- Action item -
Go through the entries below and tally the lines containing the string "Ελεγκτές"; report only the tally.

[Excerpts from an interface dataset]
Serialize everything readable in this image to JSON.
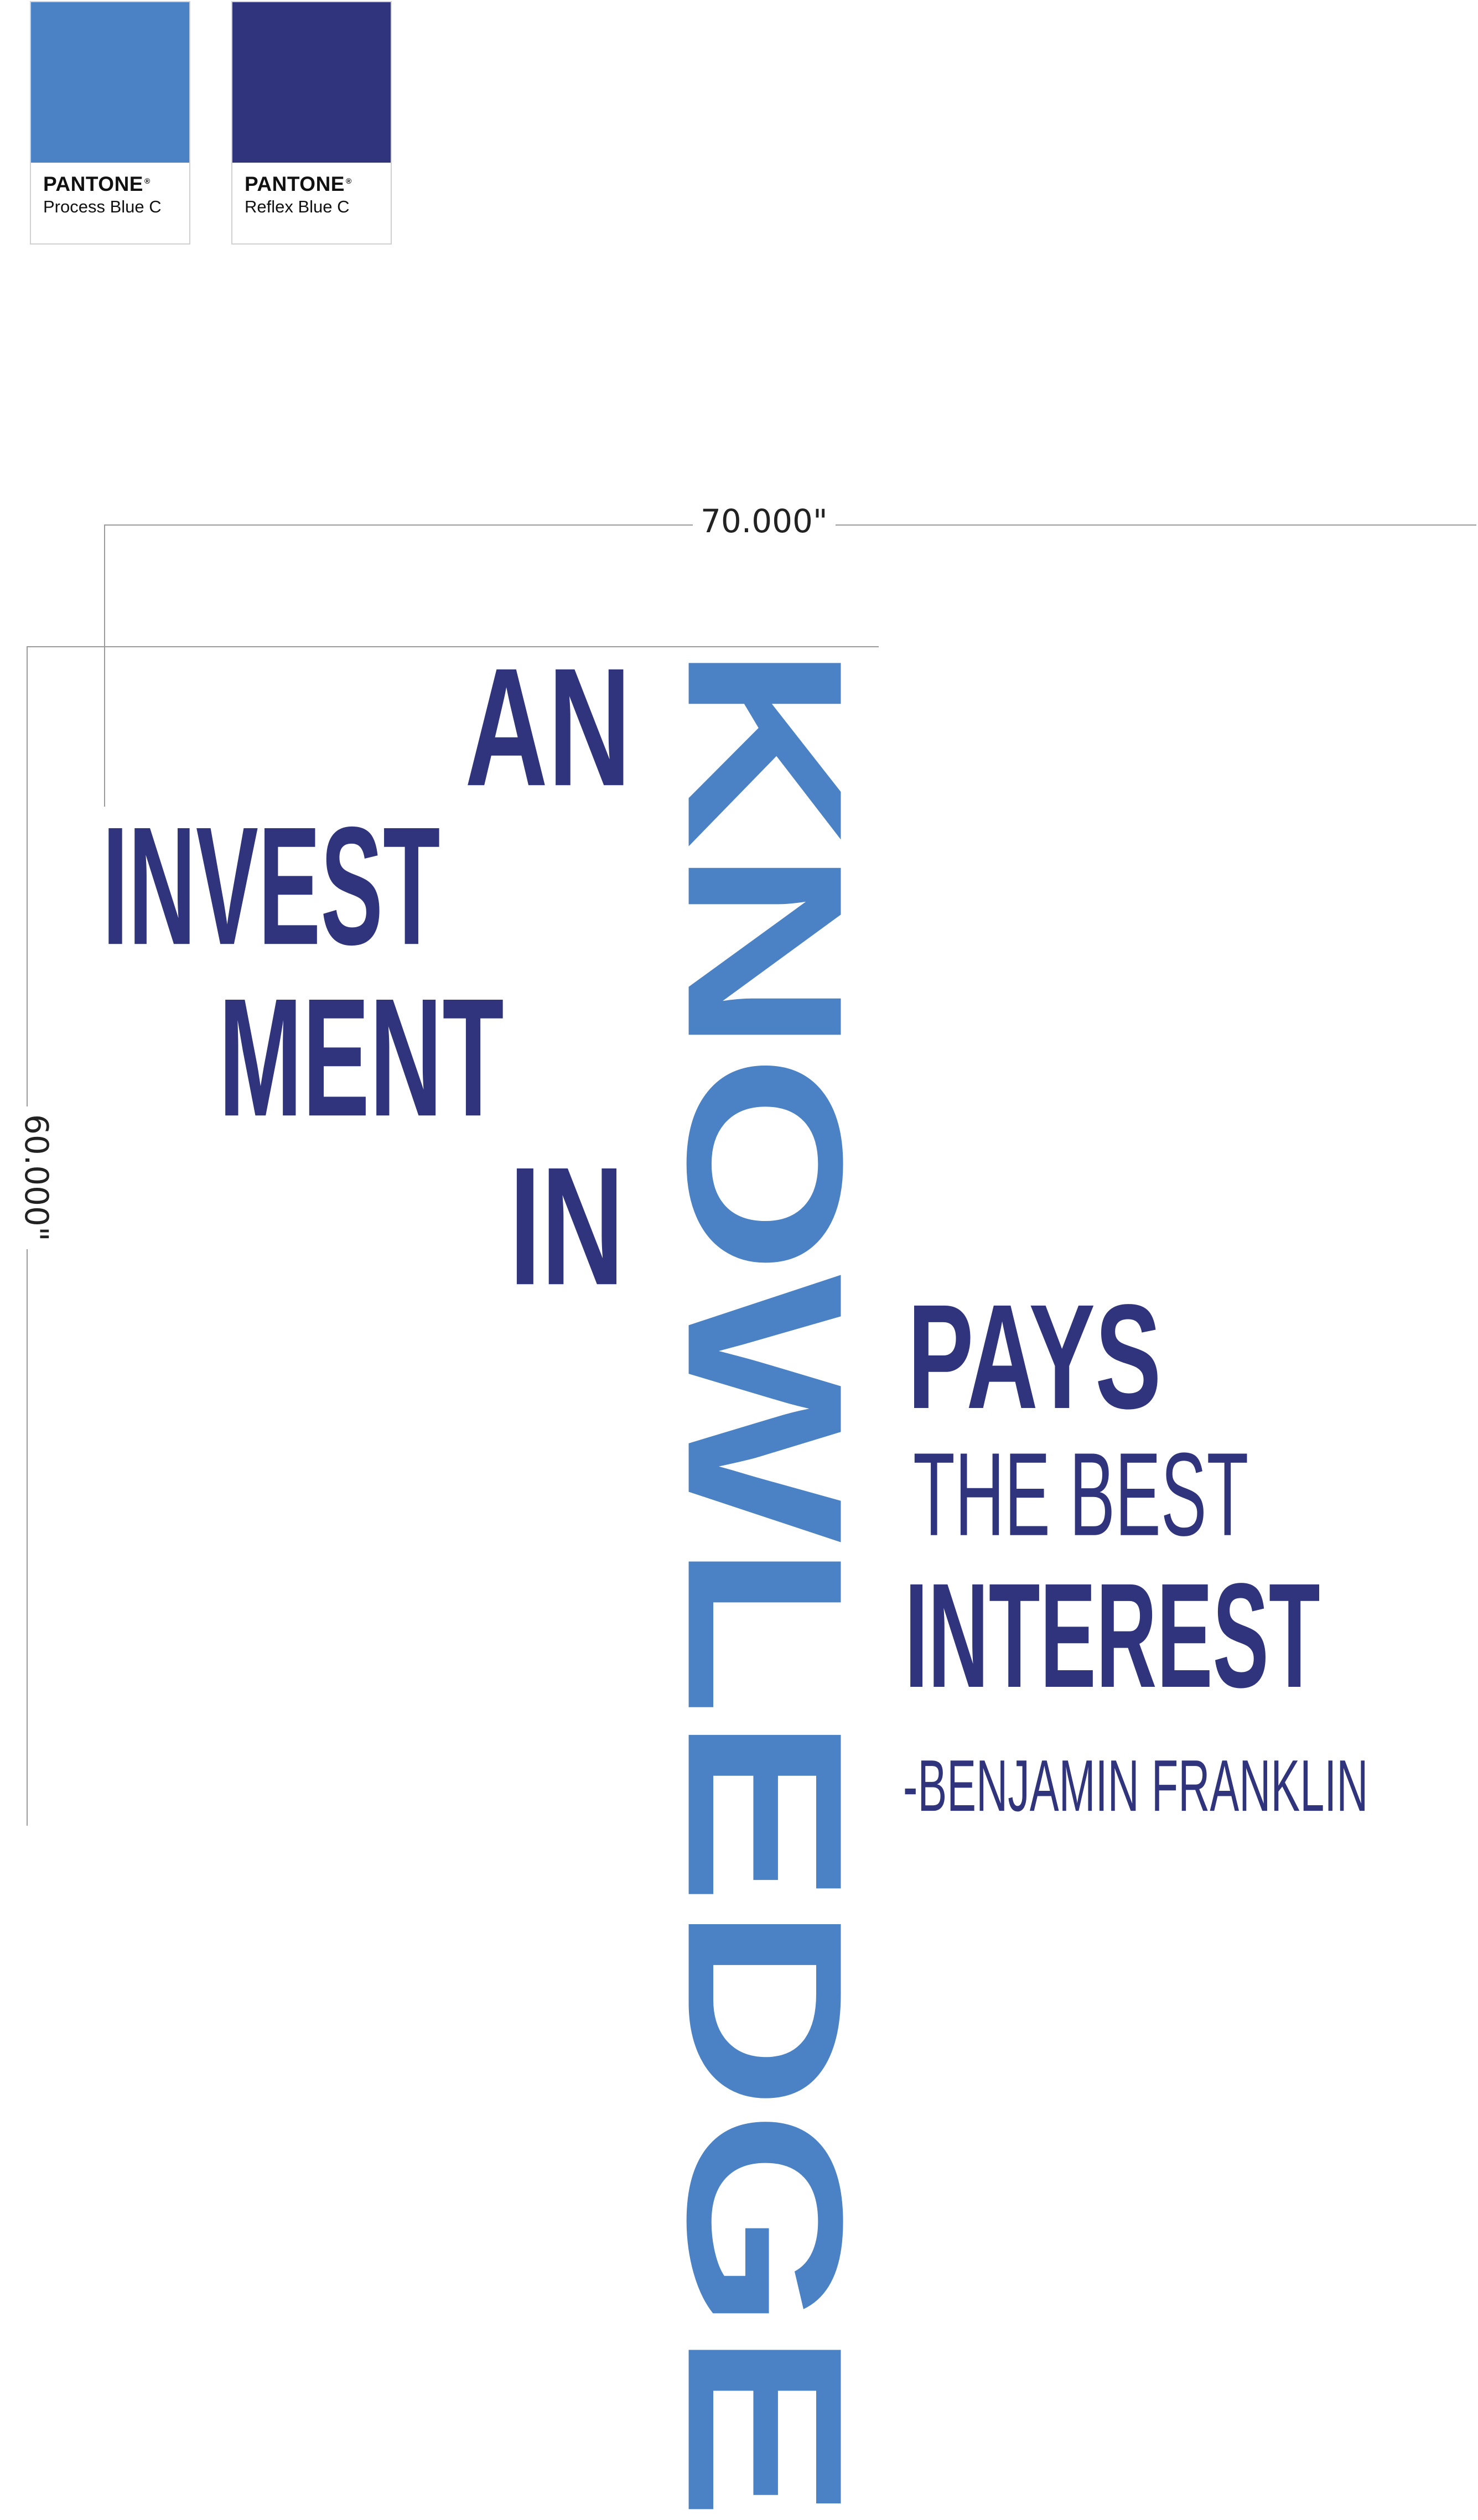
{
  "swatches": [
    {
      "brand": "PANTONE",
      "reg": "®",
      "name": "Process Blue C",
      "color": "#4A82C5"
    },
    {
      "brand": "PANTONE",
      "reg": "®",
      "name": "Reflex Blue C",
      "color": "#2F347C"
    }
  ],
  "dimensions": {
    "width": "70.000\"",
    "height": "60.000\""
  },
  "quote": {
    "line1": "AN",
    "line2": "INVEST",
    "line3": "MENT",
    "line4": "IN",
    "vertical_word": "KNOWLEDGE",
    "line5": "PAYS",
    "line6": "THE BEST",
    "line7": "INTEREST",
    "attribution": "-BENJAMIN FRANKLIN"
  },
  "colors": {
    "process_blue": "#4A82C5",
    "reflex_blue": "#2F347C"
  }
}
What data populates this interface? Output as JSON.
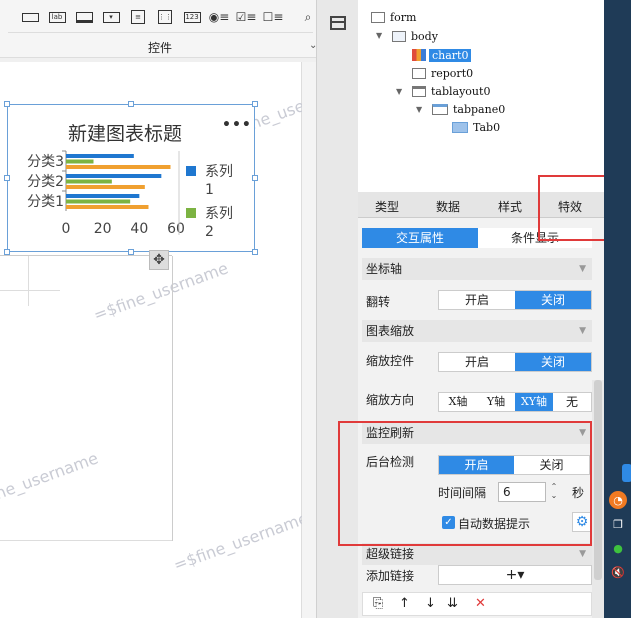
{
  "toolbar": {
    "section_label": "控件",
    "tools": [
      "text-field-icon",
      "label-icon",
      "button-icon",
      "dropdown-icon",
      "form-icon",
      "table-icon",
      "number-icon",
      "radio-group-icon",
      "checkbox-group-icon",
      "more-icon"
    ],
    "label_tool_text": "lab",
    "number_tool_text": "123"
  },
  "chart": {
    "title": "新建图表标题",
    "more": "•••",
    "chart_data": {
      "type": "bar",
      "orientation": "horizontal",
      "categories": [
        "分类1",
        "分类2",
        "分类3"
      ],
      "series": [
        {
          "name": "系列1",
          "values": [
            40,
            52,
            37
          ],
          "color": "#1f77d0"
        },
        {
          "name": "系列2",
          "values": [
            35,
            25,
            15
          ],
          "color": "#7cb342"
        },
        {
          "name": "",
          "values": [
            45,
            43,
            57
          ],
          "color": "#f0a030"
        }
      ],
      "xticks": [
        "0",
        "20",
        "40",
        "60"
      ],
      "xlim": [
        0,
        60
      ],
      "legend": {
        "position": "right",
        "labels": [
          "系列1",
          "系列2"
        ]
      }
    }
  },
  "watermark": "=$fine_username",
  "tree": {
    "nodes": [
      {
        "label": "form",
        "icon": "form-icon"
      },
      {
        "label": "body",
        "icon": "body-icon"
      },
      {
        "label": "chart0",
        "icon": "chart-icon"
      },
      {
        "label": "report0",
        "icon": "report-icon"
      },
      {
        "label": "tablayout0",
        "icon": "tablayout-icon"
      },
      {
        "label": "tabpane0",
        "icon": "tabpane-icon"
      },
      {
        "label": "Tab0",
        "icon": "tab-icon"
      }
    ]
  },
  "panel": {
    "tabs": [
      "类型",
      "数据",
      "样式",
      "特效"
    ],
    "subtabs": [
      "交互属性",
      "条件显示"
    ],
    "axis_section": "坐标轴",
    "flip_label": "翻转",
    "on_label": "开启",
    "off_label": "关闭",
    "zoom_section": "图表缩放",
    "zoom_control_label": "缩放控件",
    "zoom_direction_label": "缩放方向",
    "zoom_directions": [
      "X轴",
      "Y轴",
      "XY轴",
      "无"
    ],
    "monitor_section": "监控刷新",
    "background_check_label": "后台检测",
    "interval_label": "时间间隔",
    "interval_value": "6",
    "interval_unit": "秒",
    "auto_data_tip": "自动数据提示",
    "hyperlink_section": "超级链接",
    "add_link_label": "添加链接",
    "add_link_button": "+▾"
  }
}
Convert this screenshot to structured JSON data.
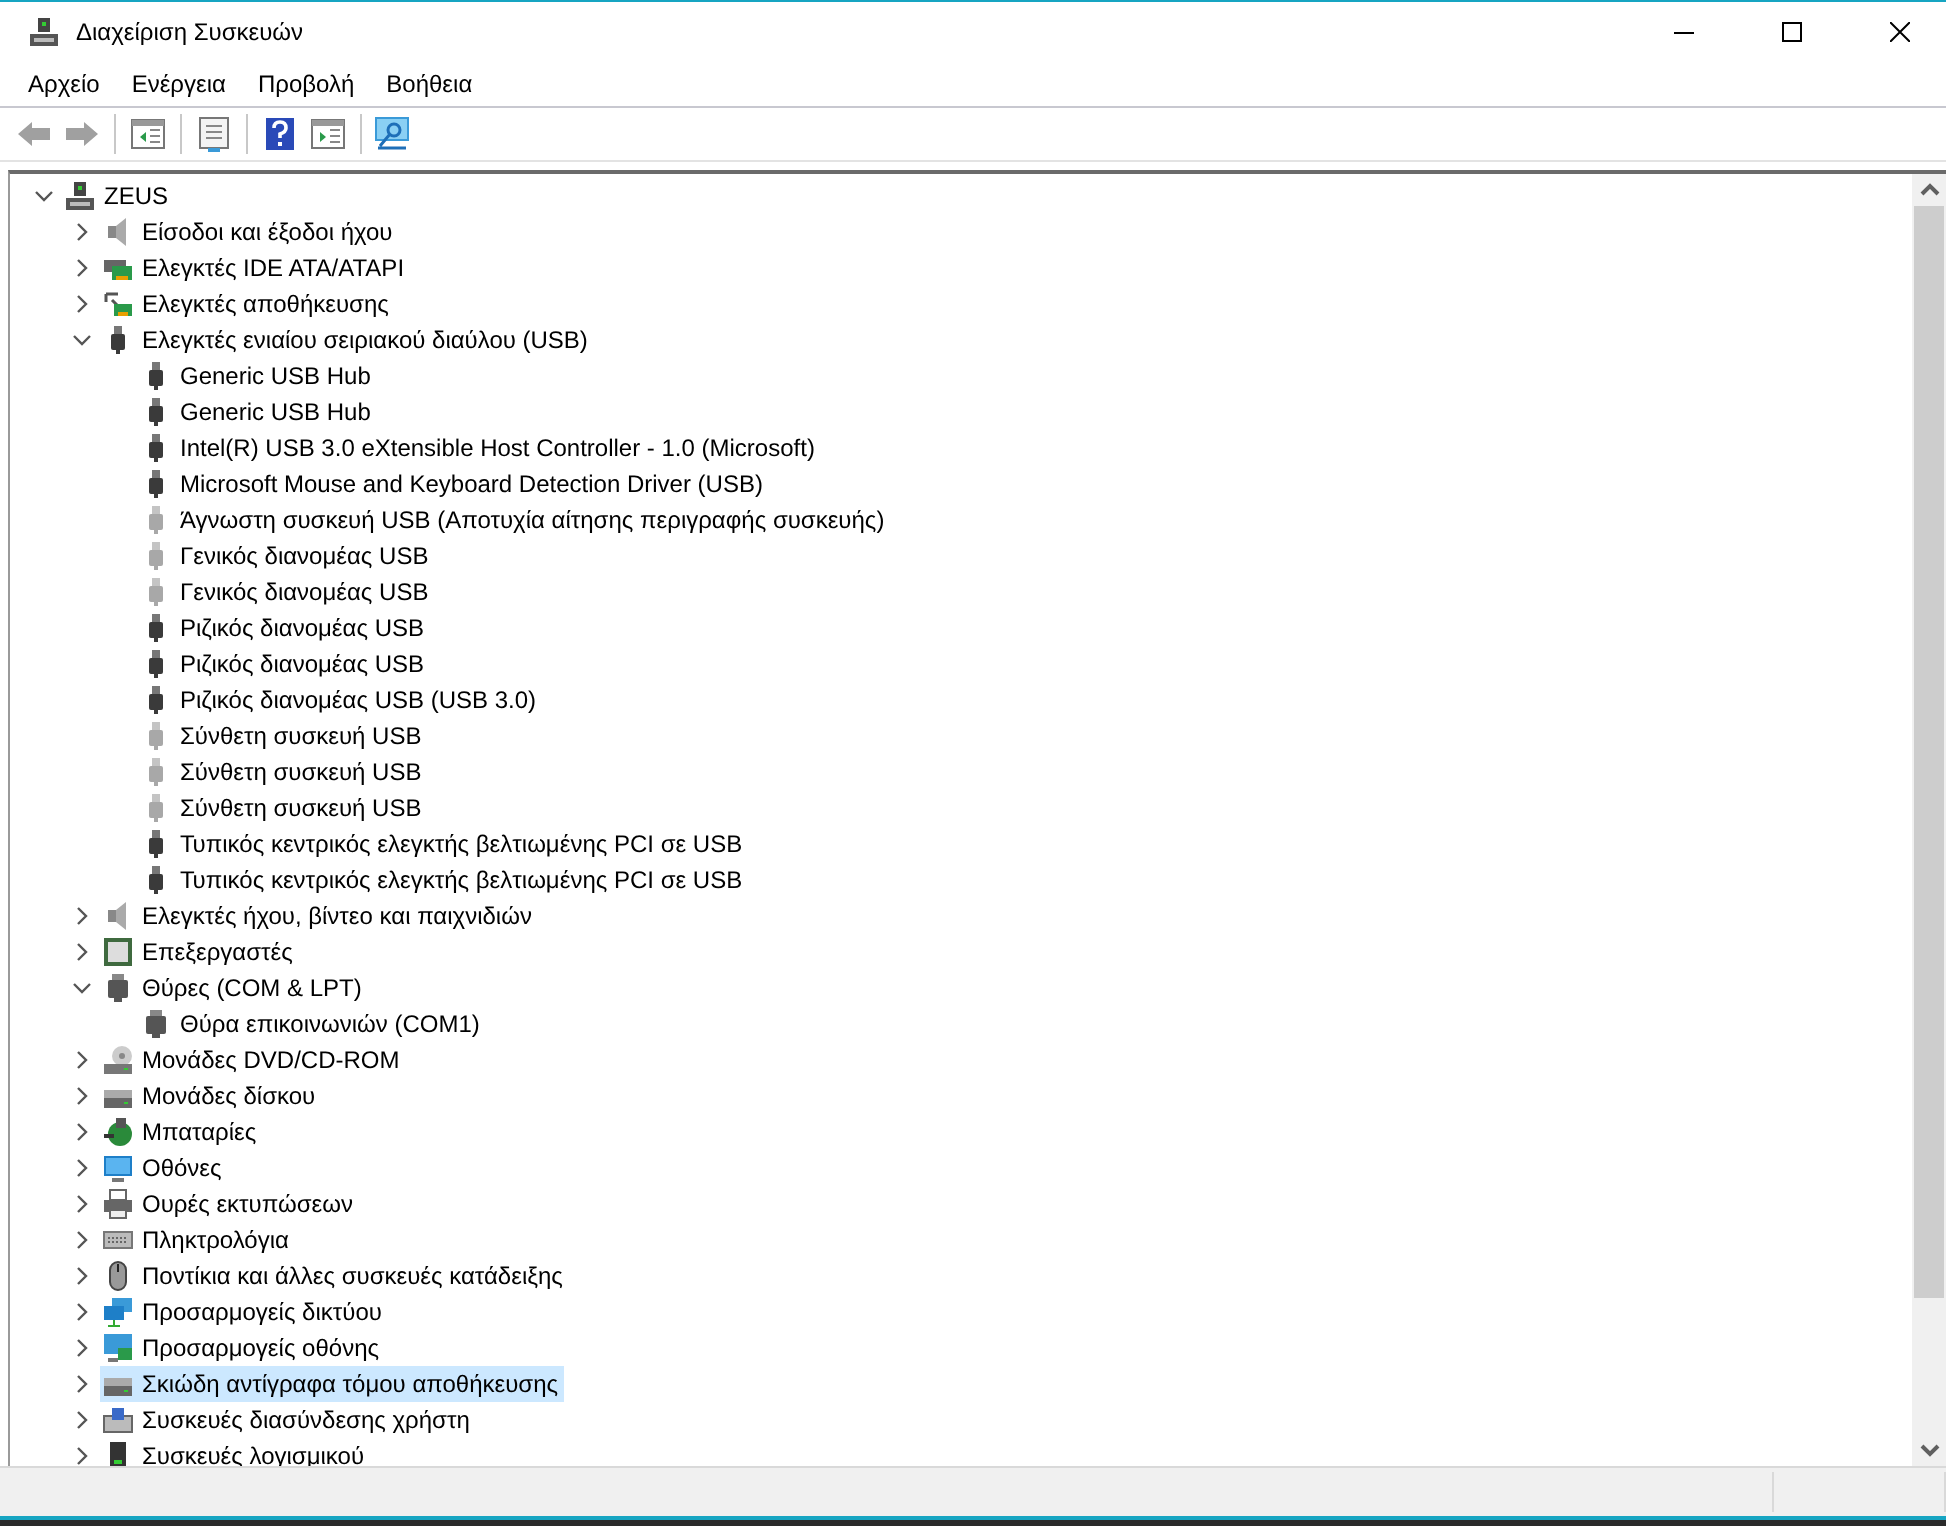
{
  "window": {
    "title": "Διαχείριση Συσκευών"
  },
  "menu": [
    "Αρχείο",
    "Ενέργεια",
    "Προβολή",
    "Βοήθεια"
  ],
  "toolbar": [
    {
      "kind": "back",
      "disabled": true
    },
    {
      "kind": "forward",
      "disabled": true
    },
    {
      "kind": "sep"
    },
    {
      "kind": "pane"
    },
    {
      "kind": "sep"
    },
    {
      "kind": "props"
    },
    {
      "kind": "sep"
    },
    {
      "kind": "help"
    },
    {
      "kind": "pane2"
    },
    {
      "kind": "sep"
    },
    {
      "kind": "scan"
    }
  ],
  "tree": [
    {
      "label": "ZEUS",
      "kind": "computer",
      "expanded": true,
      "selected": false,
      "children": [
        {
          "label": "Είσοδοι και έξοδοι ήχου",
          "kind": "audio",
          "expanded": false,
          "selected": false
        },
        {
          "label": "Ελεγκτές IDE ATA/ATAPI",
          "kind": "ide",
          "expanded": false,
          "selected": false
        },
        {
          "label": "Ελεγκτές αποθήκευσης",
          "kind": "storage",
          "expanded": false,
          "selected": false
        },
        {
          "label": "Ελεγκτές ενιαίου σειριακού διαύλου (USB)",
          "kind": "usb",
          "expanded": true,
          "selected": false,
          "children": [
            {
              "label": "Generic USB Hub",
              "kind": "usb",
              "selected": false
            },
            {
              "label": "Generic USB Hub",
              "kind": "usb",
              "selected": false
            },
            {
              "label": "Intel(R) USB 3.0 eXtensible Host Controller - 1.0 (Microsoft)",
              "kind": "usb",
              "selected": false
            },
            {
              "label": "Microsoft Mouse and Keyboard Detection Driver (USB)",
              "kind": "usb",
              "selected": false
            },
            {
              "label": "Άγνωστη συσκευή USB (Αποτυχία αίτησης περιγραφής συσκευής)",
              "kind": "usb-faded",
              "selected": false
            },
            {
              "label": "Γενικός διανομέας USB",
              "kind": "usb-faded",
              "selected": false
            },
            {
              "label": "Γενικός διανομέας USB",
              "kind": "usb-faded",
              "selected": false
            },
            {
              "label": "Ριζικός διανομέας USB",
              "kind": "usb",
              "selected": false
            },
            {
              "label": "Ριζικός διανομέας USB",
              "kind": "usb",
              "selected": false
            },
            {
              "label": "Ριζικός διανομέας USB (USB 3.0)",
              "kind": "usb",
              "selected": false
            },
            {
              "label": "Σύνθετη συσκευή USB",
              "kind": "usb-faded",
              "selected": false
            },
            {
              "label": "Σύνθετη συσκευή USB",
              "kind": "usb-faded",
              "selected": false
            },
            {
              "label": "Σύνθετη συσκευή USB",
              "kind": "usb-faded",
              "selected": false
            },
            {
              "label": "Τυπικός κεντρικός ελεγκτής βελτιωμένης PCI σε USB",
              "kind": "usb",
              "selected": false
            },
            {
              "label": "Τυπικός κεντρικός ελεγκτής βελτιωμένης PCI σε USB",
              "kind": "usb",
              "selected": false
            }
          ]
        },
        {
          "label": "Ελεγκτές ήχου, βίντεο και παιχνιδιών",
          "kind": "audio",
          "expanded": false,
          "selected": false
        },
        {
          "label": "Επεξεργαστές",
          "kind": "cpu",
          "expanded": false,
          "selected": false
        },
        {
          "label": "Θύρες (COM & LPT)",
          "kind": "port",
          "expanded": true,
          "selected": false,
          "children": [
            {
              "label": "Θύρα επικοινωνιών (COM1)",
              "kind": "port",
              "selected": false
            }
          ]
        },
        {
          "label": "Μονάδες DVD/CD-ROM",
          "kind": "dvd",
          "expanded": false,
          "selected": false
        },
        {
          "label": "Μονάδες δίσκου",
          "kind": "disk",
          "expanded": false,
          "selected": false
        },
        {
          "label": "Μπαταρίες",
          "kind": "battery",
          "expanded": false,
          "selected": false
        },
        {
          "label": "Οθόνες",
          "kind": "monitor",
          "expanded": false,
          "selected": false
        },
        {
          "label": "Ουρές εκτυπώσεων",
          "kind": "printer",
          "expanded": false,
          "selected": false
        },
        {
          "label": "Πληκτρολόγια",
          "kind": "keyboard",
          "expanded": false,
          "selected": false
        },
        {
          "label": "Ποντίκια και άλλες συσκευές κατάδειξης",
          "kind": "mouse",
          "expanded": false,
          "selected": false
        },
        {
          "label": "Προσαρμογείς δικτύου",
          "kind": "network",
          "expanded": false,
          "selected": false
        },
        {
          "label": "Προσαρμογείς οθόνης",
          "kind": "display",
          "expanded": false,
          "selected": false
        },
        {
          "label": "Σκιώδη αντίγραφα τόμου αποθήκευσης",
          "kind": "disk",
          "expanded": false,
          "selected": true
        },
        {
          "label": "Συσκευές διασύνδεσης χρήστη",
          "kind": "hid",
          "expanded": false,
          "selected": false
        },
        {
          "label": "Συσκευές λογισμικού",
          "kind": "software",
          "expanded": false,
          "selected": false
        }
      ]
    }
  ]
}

- The completed task -
4